Workers´ Memorial Day
Im Jahr 2003 stiftete die Gewerkschaft Bau-Holz einen Gedenkstein für verunfallte Bau- und Holzarbeiter:innen in Wien, an dem auch heuer in Gedenken an die im Beruf Verunglückten ein Kranz niedergelegt wurde.
GBH-Bundesvorsitzender Josef Muchitsch
GBH-Bundesvorsitzender Josef Muchitsch
Workers´ Memorial Day


Workers´ Memorial Day
Gedenkfeier am Keplerplatz
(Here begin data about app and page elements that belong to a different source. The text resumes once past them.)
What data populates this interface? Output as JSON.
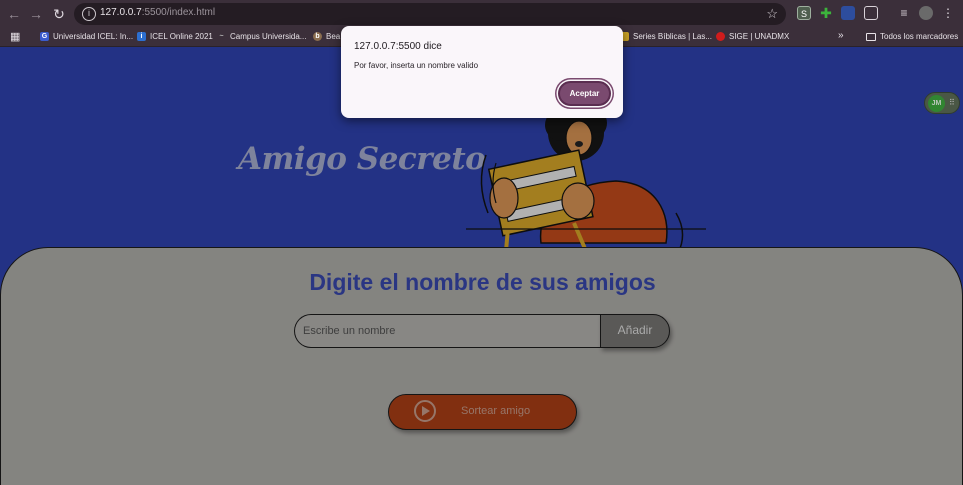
{
  "browser": {
    "url_host": "127.0.0.7",
    "url_rest": ":5500/index.html",
    "extensions": [
      "S"
    ],
    "bookmarks": [
      {
        "label": "Universidad ICEL: In...",
        "icon": "G",
        "color": "#3b5bcc"
      },
      {
        "label": "ICEL Online 2021",
        "icon": "i",
        "color": "#2c6fd1"
      },
      {
        "label": "Campus Universida...",
        "icon": "~",
        "color": "#777777"
      },
      {
        "label": "Bea",
        "icon": "b",
        "color": "#8a6d4f"
      },
      {
        "label": "Series Bíblicas | Las...",
        "icon": "",
        "color": "#c9a227"
      },
      {
        "label": "SIGE | UNADMX",
        "icon": "",
        "color": "#d01c1c"
      }
    ],
    "more_bookmarks": "»",
    "all_bookmarks": "Todos los marcadores"
  },
  "page": {
    "hero_title": "Amigo Secreto",
    "panel_title": "Digite el nombre de sus amigos",
    "input_placeholder": "Escribe un nombre",
    "add_button": "Añadir",
    "draw_button": "Sortear amigo",
    "avatar_initials": "JM",
    "colors": {
      "page_bg": "#2b3ea3",
      "panel_bg": "#a2a19d",
      "draw_btn": "#9e3a14",
      "title": "#3443a0"
    }
  },
  "dialog": {
    "title": "127.0.0.7:5500 dice",
    "message": "Por favor, inserta un nombre valido",
    "ok_button": "Aceptar"
  }
}
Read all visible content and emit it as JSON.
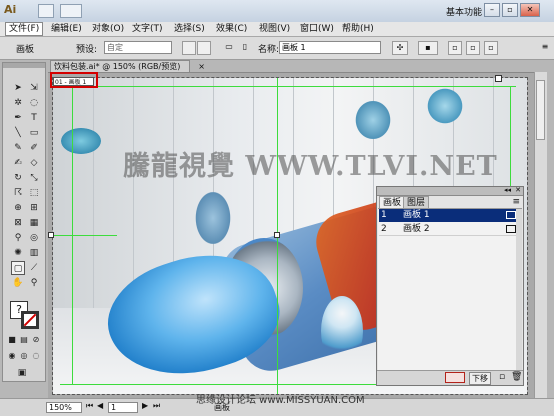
{
  "app": {
    "logo": "Ai",
    "workspace": "基本功能",
    "workspace_arrow": "▼"
  },
  "title_icons": [
    "bridge-icon",
    "arrange-icon"
  ],
  "window_controls": {
    "minimize": "–",
    "restore": "▫",
    "close": "✕"
  },
  "menu": [
    "文件(F)",
    "编辑(E)",
    "对象(O)",
    "文字(T)",
    "选择(S)",
    "效果(C)",
    "视图(V)",
    "窗口(W)",
    "帮助(H)"
  ],
  "control": {
    "context_label": "画板",
    "preset_label": "预设:",
    "preset_value": "自定",
    "name_label": "名称:",
    "name_value": "画板 1"
  },
  "document": {
    "tab_label": "饮料包装.ai* @ 150% (RGB/预览)",
    "tab_close": "×",
    "artboard_label": "01 - 画板 1"
  },
  "artwork": {
    "watermark": "騰龍視覺 WWW.TLVI.NET"
  },
  "artboards_panel": {
    "tabs": [
      "画板",
      "图层"
    ],
    "rows": [
      {
        "num": "1",
        "name": "画板 1",
        "selected": true
      },
      {
        "num": "2",
        "name": "画板 2",
        "selected": false
      }
    ],
    "footer_button": "下移"
  },
  "status": {
    "zoom": "150%",
    "page": "1",
    "status_text": "画板",
    "footer_watermark": "思缘设计论坛 www.MISSYUAN.COM"
  },
  "colors": {
    "accent_selected": "#0a2d7a",
    "guide": "#3ddc3d",
    "highlight": "#d40000"
  }
}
22 tödliche Arbeitsunfälle15.602 Menschen verunglückten 2022 allein im Baubereich in Österreich bei ihrer Arbeit, 22 von ihnen tödlich. Das ist zwar im Vergleich zu den Vorjahren ein Rückgang, aber mit 53,9 von 1.000 Arbeitnehmer:innen hat der Baubereich immer noch die mit Abstand höchste Unfallrate zu beklagen.

GBH-Bundesvorsitzender Abg.z.NR Josef Muchitsch: „Jeder Arbeitsunfall ist einer zu viel. Jeder Arbeitsunfall bringt für die Betroffenen und ihre Familien unermessliches Leid. Da kann man sich auch angesichts sich leicht bessernder Zahlen nicht zufrieden zurücklehnen. Auch wenn sich die Sicherheitsbedingungen auf den Baustellen und in den Betrieben verbessert haben, gibt es immer noch sehr viel zu tun. Neue Herausforderungen kommen in der Arbeitswelt dazu, Stress und Arbeitsdruck steigen. Deshalb muss an vielen Schrauben gedreht werden – von der Arbeitszeit über die Arbeitsbedingungen bis hin zum direkten ArbeitnehmerInnenschutz. Auch in Hinblick auf die Berufskrankheitenliste gibt es Handlungsbedarf.“

„Jetzt, wo es wärmer wird, sind die Baubeschäftigten zusätzlich durch hohe UV-Strahlung und Hitze belastet. Die GBH ist auch heuer wieder auf Baustellen unterwegs, um Aufklärungsarbeit zu leisten, Sonnenschutz und Mineralwasser zu verteilen. Ich fordere in diesem Zusammenhang auch die Arbeitgeberseite auf, nicht auf ihre Beschäftigten zu vergessen. Sonnen- und Hitzeschutz ist ein wichtiger Teil des Arbeitnehmer:innenschutzes und vor allem muss die Hitzeregelung ab 32,5 Grad, die wir für den Baubereich erreicht haben und die einzigartig ist, auch wirklich gelebt und umgesetzt werden“, fordert GBH-Landesgeschäftsführer Wolfgang Birbamer.

Workers´ Memorial DayDer „Workers´ Memorial Day“ am 28. April hat für die Gewerkschaft Bau-Holz traditionell große Bedeutung. Im Jahr 2003 stiftete die Gewerkschaft Bau-Holz einen Gedenkstein für verunfallte Bau- und Holzarbeiter:innen in Wien, an dem auch heuer in Gedenken an die im Beruf Verunglückten ein Kranz niedergelegt wurde.